Last night I had my iPad open and my younger son clicked on something by mistake. It took me to a place where people were sharing and discussing their plans for 7th grade. My oldest son is about to go into 7th grade and he was quite interested. We took a little time to look over the different plans that each family had.
My son saw some kids who were doing pretty advanced skills in one or more areas, kids who were on grade level, kids who played several musical instruments, kids who were into tons of sports, etc. You get the idea. I love to talk with my kids about how everyone is different and it is okay for them to be themselves and for those kids to be themselves. It is very important to me for my children to see that all people have their own strengths and weaknesses.
I actually discuss this quite often with my kids. When they see or read or encounter someone with a strength or weakness, we talk about it. I ask them if it is okay if that person is awesome at math. I ask them if it is okay if the person can’t make a basket. I ask them if it is okay if someone isn’t good at math. I ask them if it is okay if the person is the star basketball player. The answer I look for is always yes.
Not only do I want my children to know and understand that it is okay to be themselves, but I also don’t want them to get in the comparison game. I don’t want them to see themselves as better or worse than someone else.
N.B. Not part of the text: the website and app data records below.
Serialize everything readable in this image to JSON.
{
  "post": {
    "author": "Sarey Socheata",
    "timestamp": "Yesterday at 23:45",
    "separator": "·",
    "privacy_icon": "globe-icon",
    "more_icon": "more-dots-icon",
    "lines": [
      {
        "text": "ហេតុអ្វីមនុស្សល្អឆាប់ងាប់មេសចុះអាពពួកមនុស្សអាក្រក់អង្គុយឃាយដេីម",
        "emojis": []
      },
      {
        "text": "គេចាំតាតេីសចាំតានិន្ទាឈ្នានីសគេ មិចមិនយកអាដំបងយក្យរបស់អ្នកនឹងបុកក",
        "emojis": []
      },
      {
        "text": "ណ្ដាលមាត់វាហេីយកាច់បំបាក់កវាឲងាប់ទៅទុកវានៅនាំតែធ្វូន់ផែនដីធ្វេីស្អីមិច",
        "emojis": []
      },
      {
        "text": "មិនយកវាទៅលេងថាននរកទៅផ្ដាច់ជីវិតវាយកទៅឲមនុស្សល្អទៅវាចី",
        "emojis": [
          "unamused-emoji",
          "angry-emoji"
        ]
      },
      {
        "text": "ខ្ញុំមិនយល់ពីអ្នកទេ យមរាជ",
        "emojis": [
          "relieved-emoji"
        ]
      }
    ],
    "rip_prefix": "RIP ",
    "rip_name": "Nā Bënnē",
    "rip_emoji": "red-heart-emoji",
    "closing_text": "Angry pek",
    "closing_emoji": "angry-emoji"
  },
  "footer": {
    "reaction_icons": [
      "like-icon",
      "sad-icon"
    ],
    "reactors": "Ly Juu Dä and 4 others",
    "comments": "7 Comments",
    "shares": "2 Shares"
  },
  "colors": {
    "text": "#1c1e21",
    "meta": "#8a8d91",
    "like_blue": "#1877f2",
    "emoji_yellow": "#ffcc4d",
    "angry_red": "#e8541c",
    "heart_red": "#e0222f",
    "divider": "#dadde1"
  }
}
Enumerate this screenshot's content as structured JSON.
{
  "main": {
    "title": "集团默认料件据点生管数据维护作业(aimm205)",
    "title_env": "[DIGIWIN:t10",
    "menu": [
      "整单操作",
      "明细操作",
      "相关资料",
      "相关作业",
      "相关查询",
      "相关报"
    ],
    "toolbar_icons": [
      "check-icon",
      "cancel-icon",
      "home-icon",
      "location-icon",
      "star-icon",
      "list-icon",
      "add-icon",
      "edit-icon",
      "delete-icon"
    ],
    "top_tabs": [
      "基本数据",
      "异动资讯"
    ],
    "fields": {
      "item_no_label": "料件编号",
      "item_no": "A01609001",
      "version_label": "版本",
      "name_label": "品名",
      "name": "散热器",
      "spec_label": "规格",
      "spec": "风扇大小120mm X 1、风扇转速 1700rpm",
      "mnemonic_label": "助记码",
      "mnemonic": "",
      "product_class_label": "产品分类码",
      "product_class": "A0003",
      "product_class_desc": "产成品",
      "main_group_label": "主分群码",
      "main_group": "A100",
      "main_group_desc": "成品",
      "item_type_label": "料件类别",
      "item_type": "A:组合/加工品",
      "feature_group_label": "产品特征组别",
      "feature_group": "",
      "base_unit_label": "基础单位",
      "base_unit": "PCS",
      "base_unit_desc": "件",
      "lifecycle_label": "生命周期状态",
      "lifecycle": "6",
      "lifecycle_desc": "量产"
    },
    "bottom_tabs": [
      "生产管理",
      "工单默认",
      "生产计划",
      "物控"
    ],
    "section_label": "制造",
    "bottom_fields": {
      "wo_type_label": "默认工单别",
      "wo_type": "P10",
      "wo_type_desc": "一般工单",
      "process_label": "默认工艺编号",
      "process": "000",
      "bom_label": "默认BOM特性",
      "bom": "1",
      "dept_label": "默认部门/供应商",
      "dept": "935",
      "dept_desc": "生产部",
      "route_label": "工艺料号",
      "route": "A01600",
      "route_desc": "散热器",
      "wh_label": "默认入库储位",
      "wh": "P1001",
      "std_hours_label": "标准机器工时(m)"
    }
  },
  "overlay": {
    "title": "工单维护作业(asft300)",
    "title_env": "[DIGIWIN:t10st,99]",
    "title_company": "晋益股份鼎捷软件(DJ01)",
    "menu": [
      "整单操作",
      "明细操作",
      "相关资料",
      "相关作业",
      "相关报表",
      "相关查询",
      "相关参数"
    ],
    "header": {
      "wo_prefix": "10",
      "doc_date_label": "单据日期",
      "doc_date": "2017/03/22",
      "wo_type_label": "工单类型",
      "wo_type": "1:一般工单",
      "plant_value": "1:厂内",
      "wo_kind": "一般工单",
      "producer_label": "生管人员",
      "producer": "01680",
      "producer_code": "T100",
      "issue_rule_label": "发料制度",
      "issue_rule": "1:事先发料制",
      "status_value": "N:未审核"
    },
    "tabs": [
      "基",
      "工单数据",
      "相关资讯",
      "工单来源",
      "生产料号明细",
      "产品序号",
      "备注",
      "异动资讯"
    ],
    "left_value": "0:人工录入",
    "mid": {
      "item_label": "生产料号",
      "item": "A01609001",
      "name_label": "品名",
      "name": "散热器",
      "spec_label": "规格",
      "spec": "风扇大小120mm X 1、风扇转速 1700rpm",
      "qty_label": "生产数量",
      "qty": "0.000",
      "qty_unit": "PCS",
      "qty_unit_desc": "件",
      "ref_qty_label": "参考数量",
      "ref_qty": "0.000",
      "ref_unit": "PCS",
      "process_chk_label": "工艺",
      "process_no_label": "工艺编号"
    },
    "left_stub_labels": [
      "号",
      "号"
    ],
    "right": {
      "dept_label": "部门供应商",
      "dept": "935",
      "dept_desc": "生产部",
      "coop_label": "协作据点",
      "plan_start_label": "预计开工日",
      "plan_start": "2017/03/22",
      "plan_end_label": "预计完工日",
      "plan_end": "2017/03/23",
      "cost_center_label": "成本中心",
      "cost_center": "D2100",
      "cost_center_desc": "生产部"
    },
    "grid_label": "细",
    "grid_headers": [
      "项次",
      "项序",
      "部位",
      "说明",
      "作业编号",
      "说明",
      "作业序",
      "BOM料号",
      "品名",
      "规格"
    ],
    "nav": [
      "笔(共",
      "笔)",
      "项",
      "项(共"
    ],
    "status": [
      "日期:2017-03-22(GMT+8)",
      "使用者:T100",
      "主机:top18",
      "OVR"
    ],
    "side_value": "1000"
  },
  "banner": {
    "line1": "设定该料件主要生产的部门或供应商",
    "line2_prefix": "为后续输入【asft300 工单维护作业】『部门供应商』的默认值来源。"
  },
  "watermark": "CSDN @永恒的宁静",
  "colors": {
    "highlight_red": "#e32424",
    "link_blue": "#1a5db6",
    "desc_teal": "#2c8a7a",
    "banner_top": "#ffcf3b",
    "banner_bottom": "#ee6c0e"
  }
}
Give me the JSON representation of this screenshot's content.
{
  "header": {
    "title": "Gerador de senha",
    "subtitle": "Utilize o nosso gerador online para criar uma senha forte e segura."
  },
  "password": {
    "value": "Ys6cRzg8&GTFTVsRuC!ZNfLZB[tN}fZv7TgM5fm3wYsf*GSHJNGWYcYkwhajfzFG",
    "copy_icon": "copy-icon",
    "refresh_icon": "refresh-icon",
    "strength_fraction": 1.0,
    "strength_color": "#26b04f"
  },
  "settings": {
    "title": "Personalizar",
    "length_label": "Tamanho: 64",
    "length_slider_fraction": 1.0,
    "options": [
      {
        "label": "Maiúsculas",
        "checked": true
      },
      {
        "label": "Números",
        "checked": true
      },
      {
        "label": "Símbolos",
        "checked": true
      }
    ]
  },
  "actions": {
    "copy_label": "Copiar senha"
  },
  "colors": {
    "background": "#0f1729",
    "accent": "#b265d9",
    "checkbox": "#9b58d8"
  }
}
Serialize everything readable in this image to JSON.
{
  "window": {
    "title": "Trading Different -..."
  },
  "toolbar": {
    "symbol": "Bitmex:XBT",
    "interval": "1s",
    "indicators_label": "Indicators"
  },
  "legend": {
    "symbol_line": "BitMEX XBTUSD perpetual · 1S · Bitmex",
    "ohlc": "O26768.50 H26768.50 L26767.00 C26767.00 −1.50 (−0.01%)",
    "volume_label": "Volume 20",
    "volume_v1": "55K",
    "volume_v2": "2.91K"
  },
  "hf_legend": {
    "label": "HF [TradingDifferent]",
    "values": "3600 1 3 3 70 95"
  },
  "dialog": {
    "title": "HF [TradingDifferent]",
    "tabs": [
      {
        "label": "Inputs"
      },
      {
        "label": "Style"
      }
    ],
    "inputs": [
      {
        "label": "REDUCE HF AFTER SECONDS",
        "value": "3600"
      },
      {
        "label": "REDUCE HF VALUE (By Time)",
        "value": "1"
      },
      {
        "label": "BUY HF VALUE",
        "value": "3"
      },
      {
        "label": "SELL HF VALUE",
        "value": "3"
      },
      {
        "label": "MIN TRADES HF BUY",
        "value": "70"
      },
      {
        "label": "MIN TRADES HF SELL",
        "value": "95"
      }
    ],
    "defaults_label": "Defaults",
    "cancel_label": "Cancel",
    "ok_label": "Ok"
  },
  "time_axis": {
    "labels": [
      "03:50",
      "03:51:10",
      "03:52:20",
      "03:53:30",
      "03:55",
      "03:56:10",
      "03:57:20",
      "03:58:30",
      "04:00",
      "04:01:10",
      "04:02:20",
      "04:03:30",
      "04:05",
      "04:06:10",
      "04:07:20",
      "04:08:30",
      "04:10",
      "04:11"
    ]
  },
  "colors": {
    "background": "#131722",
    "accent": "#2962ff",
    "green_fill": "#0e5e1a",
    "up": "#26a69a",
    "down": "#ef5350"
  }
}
I want them to see others as beautiful individuals who are unique and valuable.
My kids have their own set of strengths and weaknesses. As they have grown some of the strengths and weaknesses have been quite obvious. I have taken the approach of not pathologizing the weaknesses. I remember one visit to a doctor awhile back and the doctor asked if my child had difficulties in a certain area (personality related). I said yes. She asked me if I had gotten help for it. This was in front of the child too. I just responded that this difficulty was just a part of who my kid was and that things were fine. Do you know what? I noticed that after that doctor’s visit, my child was much more comfortable with himself and this area of difficulty wasn’t quite as difficult anymore.
The visit reminded me of how important it is to teach my children to be okay with who they were made to be. It is okay if they are good at math or if they struggle with it. It is okay if they are the life of the party or if they prefer to stay at home. It is okay for my kids to be themselves. In so doing, they are learning to opt out of the comparison game. They are learning that others can be different and that is okay.
In the past few years I’ve also seen these ideas carryover to our homeschool. My kids have different strengths in academic areas. My younger son has almost caught up to my older son in math. This doesn’t bother my oldest son in the least. In fact, a couple weeks ago they hatched a plan to let my oldest son not do math for a while so they could end up doing math together. While that plan wasn’t going to fly, I was happy that my younger son’s strength was a non-issue to my older son. He realized that his brother is different and has different strengths. At the same time, he knows he has strengths that his brother does not have.
I think a big part of learning to accept the differences of others is to first accept yourself as a unique individual with your own set of strengths and weaknesses. I will continue to do what I can to help my children be okay with who they were made to be. I will continue to teach them to opt out of comparisons and see people as valuable with all their unique qualities. People are different. And that is okay.